Fifty Shades of Gray and the Cycle of Abuse
Tim Muehlhoff - October 20, 2015
Full disclosure: I have never read the best-selling book, nor seen the highly hyped film adaptation of Fifty Shades of Gray. My understanding of the plot comes solely from movie reviews and the 24/7 coverage of this cultural phenomenon from every news outlet when it was released in theatres this past February.
The most disturbing part of Fifty Shades is not when the naive, sexually inexperienced Anastasia is seduced by Christian—a mysterious billionaire—to sign a contract agreeing to varying forms of sexual abuse in a room glibly called the Play Room. Nor is it when Christian punishes Anastasia by savagely beating her and forcing her to count out each blow while tears stream down her face. “Did that bring you pleasure?” she sobs as she runs out. The most disturbing part of Fifty Shades of Gray is that there is a sequel. In fact, two more books form a sordid trilogy. For whatever reason, even after all the abuse and domination, Anastasia eventually comes back to Christian. For those who study abuse, her coming back, tragically, is not a surprise.
Marriage experts note that for many couples whose climate is marked by abuse, the abuse follows a cyclical pattern marked by four stages.
Four Stages of the Cycle of Abuse
Stage one: Tension

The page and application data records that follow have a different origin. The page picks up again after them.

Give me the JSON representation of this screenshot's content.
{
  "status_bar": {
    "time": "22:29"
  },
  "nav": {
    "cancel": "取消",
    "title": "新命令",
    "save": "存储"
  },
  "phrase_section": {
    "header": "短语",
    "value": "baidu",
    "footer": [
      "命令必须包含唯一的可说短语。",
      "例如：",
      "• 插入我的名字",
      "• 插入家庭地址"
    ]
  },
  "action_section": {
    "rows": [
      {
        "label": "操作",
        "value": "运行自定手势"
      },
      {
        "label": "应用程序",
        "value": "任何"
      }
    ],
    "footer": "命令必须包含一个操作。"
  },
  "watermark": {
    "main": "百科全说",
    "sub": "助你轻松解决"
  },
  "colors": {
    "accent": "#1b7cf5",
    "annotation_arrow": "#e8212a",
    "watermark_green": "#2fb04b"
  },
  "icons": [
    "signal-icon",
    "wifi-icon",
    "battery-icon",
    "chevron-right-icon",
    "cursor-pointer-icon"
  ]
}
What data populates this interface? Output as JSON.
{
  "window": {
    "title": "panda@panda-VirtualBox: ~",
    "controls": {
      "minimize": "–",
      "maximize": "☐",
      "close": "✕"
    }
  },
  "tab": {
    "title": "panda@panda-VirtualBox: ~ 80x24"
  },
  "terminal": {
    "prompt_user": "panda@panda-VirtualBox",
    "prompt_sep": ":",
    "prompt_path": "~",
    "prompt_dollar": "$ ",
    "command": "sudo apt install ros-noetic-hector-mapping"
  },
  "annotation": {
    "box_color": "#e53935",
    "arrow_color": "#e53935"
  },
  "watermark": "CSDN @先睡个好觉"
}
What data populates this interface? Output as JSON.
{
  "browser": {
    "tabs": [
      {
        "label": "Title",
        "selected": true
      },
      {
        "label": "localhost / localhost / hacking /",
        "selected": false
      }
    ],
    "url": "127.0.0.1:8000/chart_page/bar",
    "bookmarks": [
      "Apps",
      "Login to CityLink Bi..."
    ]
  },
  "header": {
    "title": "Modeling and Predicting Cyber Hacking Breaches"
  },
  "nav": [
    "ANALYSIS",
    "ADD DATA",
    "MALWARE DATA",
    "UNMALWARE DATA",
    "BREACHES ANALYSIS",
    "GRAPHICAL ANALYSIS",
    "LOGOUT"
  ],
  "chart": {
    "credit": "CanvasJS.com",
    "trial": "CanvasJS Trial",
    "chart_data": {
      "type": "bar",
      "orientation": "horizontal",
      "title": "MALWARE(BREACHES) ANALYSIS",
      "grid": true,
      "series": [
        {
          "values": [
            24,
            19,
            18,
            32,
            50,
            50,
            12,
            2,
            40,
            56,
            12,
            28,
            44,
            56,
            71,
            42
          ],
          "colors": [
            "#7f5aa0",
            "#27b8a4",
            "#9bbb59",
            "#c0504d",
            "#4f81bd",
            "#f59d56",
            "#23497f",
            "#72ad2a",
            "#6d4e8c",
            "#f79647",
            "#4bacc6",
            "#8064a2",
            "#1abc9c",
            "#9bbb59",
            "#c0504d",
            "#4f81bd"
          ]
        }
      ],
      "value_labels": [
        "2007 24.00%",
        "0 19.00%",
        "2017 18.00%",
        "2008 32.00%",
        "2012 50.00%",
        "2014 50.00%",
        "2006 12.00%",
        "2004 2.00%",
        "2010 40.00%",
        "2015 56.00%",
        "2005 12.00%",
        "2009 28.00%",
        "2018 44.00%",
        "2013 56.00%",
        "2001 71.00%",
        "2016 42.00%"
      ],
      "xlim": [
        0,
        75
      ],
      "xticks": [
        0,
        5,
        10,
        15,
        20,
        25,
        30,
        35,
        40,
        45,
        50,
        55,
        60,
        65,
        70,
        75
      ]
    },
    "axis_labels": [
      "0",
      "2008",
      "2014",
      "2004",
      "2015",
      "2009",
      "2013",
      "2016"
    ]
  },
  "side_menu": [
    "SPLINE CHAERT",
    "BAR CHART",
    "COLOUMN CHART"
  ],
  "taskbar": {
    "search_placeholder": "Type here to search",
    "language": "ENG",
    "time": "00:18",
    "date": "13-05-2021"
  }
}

In this stage the batterer feels tension at work or home and starts to feel frustrated, insecure, or angry. As the tension mounts verbal and emotional abuse begins resulting in threats, shouting, insults, taunts, name-calling, destroying of valuables, and so on. In chronically abusive relationships the abused picks up on the mounting tension and tries to make sure she or the children walk on eggshells in the home to keep the abuser from becoming increasingly agitated or violent.
Stage two: Explosion
Frustration and tension erupts into physical abuse. The abuser throws a spouse against a wall, grabs her by the hair, kicks her, punches her, cuts her, or slaps her. Often this stage ends with a spouse requiring medical attention.
Stage three: Remorse
The abuser comes to the abused spouse and is deeply apologetic. He seems remorseful and contrite and promises it will never happen again. Abused women report in this stage seeing the “good person” inside the abuser; the person they fell in love with and married. During this stage the battered spouse will come to see the abuse as the aberration and the contrite man as the real man.
Stage four: Honeymoon
The batterer dates his spouse all over again. He acts lovingly toward her and seeks to meet her emotional and physical needs. The abused spouse becomes convinced that the physical act of violence will not happen again—even if it has happened regularly in the marriage. The relationship experiences a temporary positive upswing. However, tension slowly begins to build up in life of the abuser and the cycle begins again.
“You start lying to yourself the minute the physical wounds go away...”
“You start lying to yourself the minute the physical wounds go away,” a somber Rihanna told the media concerning her beating at the hands of ex-boyfriend Chris Brown. Could the same be said of the fictitious Anastasia? Why, after her physical wounds healed, did she go back? The answer lies in understanding the tragic cycle that moves from tension to explosion to remorse to honeymoon. A cycle rooted in fact, not fiction.
If you need immediate help, call 911 or your local emergency services.
National Domestic Violence Hotline (800) 799-7233 (SAFE) to be connected to a local organization.
National Council on Child Abuse and Family Violence
To learn about restraining orders in your area of the U.S., call 1-800-799-7233 (SAFE) or contact your state's Domestic Violence Coalition.
Tim is a professor of communication at Biola University in La Mirada, CA, and is the co-director of the Winsome Conviction Project which seeks to reintroduce humility, civility, and compassion back into our public disagreements. He is the co-host of the Winsome Conviction Podcast and his latest book is, Winsome Conviction: Disagreeing without Dividing the Church (IVP)